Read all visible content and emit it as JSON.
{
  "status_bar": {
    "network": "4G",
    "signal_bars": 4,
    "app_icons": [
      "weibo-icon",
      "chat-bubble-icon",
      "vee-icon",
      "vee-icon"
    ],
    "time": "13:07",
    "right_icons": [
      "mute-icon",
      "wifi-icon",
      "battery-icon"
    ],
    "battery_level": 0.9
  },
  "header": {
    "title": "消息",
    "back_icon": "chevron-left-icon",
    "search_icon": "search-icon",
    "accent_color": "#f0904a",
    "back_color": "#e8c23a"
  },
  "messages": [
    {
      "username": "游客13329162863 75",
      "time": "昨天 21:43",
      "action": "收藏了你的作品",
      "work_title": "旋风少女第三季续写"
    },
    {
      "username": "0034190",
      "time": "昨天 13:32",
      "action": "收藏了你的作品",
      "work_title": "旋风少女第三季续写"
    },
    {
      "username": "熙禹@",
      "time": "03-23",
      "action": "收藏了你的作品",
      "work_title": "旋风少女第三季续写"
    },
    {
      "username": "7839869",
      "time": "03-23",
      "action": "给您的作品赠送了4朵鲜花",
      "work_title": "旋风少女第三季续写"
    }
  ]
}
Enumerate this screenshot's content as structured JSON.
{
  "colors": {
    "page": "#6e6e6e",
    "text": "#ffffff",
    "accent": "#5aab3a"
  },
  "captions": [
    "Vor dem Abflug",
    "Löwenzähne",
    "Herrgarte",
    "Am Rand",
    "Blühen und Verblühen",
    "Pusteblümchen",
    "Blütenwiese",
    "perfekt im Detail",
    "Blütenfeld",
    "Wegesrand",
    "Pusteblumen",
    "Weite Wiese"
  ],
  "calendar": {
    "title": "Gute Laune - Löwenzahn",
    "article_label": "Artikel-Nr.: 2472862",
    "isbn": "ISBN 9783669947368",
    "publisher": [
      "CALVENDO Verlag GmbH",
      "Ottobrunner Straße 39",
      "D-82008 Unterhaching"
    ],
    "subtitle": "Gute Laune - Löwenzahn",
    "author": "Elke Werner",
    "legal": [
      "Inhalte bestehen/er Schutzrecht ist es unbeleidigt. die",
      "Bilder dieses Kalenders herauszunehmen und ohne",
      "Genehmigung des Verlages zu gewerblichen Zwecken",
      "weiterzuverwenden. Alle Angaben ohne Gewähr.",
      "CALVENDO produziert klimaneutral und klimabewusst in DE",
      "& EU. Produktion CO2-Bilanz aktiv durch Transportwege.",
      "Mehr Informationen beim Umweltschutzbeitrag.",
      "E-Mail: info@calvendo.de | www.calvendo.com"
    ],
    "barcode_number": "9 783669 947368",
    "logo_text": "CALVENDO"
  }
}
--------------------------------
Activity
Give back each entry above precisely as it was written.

Answer to this exercise
Read all visible content and emit it as JSON.
{
  "status_bar": {
    "network": "4G",
    "signal_bars": 4,
    "app_icons": [
      "weibo-icon",
      "chat-bubble-icon",
      "vee-icon",
      "vee-icon"
    ],
    "time": "13:07",
    "right_icons": [
      "mute-icon",
      "wifi-icon",
      "battery-icon"
    ],
    "battery_level": 0.9
  },
  "header": {
    "title": "消息",
    "back_icon": "chevron-left-icon",
    "search_icon": "search-icon",
    "accent_color": "#f0904a",
    "back_color": "#e8c23a"
  },
  "messages": [
    {
      "username": "游客13329162863 75",
      "time": "昨天 21:43",
      "action": "收藏了你的作品",
      "work_title": "旋风少女第三季续写"
    },
    {
      "username": "0034190",
      "time": "昨天 13:32",
      "action": "收藏了你的作品",
      "work_title": "旋风少女第三季续写"
    },
    {
      "username": "熙禹@",
      "time": "03-23",
      "action": "收藏了你的作品",
      "work_title": "旋风少女第三季续写"
    },
    {
      "username": "7839869",
      "time": "03-23",
      "action": "给您的作品赠送了4朵鲜花",
      "work_title": "旋风少女第三季续写"
    }
  ]
}
Enumerate this screenshot's content as structured JSON.
{
  "colors": {
    "page": "#6e6e6e",
    "text": "#ffffff",
    "accent": "#5aab3a"
  },
  "captions": [
    "Vor dem Abflug",
    "Löwenzähne",
    "Herrgarte",
    "Am Rand",
    "Blühen und Verblühen",
    "Pusteblümchen",
    "Blütenwiese",
    "perfekt im Detail",
    "Blütenfeld",
    "Wegesrand",
    "Pusteblumen",
    "Weite Wiese"
  ],
  "calendar": {
    "title": "Gute Laune - Löwenzahn",
    "article_label": "Artikel-Nr.: 2472862",
    "isbn": "ISBN 9783669947368",
    "publisher": [
      "CALVENDO Verlag GmbH",
      "Ottobrunner Straße 39",
      "D-82008 Unterhaching"
    ],
    "subtitle": "Gute Laune - Löwenzahn",
    "author": "Elke Werner",
    "legal": [
      "Inhalte bestehen/er Schutzrecht ist es unbeleidigt. die",
      "Bilder dieses Kalenders herauszunehmen und ohne",
      "Genehmigung des Verlages zu gewerblichen Zwecken",
      "weiterzuverwenden. Alle Angaben ohne Gewähr.",
      "CALVENDO produziert klimaneutral und klimabewusst in DE",
      "& EU. Produktion CO2-Bilanz aktiv durch Transportwege.",
      "Mehr Informationen beim Umweltschutzbeitrag.",
      "E-Mail: info@calvendo.de | www.calvendo.com"
    ],
    "barcode_number": "9 783669 947368",
    "logo_text": "CALVENDO"
  }
}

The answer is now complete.